REQUIRED ACTION: If a line in the listing includes the word "title", copy it out.

··· PROVIDED DATA ···

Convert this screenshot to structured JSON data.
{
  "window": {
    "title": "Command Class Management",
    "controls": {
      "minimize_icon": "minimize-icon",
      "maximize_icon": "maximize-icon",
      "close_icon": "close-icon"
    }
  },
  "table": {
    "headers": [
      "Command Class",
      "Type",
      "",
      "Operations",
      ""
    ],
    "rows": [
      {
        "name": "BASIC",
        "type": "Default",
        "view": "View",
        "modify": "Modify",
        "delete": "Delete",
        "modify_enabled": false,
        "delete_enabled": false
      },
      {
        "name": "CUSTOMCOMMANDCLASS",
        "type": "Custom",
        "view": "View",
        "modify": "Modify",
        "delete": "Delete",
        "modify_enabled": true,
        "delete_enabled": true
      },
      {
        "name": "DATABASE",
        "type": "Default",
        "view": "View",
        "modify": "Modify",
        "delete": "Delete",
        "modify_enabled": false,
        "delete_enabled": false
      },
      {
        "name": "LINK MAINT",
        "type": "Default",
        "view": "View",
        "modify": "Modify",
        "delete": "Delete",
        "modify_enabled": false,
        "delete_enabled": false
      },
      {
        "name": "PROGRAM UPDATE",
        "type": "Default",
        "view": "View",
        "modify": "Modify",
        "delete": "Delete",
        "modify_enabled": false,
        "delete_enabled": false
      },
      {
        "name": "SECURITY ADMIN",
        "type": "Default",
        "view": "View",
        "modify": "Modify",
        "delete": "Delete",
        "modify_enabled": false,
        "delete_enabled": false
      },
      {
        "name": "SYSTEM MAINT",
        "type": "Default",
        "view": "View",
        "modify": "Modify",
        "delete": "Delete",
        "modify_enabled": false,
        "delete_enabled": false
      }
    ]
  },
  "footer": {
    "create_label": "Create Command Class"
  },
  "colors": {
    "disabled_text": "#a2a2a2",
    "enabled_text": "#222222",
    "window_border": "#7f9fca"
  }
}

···
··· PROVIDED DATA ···

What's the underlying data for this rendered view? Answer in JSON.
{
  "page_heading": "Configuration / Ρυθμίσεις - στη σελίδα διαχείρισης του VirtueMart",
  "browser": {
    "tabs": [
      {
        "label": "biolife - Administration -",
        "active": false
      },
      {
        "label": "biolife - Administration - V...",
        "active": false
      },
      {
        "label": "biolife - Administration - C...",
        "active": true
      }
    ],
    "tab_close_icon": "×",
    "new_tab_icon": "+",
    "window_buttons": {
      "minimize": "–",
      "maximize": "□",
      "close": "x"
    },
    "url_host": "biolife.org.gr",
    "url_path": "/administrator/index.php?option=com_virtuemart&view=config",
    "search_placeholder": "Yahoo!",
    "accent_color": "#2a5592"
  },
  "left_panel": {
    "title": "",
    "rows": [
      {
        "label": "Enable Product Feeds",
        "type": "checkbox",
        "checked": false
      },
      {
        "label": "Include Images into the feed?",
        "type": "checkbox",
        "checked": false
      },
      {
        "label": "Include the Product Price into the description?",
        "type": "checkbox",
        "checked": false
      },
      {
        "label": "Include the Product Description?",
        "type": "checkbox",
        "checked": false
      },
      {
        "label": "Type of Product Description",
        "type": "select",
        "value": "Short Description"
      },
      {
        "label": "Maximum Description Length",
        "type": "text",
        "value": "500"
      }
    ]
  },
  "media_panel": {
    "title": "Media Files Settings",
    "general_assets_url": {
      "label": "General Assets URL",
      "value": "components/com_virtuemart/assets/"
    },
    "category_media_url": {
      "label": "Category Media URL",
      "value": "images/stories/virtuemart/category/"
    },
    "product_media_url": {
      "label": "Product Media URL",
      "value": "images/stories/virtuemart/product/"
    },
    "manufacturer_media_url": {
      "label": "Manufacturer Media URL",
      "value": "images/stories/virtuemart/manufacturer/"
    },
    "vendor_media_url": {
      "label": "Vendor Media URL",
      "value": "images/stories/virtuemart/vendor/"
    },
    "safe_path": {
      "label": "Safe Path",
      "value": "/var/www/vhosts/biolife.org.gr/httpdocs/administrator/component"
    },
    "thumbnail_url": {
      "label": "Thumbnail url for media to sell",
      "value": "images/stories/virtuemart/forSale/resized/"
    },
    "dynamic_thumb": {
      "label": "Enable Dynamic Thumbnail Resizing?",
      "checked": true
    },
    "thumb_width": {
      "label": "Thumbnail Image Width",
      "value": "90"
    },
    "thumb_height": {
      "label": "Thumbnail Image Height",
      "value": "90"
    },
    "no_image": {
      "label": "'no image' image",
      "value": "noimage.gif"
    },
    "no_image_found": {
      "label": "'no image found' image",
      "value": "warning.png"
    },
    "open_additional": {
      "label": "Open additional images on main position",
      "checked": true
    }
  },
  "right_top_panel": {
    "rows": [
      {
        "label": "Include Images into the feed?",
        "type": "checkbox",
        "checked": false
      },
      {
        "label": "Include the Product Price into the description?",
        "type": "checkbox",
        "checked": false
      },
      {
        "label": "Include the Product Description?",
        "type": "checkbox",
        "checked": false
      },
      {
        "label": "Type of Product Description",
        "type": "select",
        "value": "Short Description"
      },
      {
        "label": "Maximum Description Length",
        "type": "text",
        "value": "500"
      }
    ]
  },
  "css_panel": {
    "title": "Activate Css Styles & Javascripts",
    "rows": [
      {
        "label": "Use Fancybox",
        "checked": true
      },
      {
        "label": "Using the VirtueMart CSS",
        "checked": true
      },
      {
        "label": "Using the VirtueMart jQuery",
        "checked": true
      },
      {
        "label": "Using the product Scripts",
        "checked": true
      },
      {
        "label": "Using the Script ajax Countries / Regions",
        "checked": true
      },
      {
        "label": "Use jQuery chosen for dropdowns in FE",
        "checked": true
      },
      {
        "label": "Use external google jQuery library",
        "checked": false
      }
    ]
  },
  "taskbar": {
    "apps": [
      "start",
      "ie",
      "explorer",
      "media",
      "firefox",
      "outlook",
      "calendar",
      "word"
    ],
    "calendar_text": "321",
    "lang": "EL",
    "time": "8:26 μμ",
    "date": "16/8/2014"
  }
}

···

ANSWER FOR THE TASK:
    "title": "Command Class Management",
    "title": "",
    "title": "Media Files Settings",
    "title": "Activate Css Styles & Javascripts",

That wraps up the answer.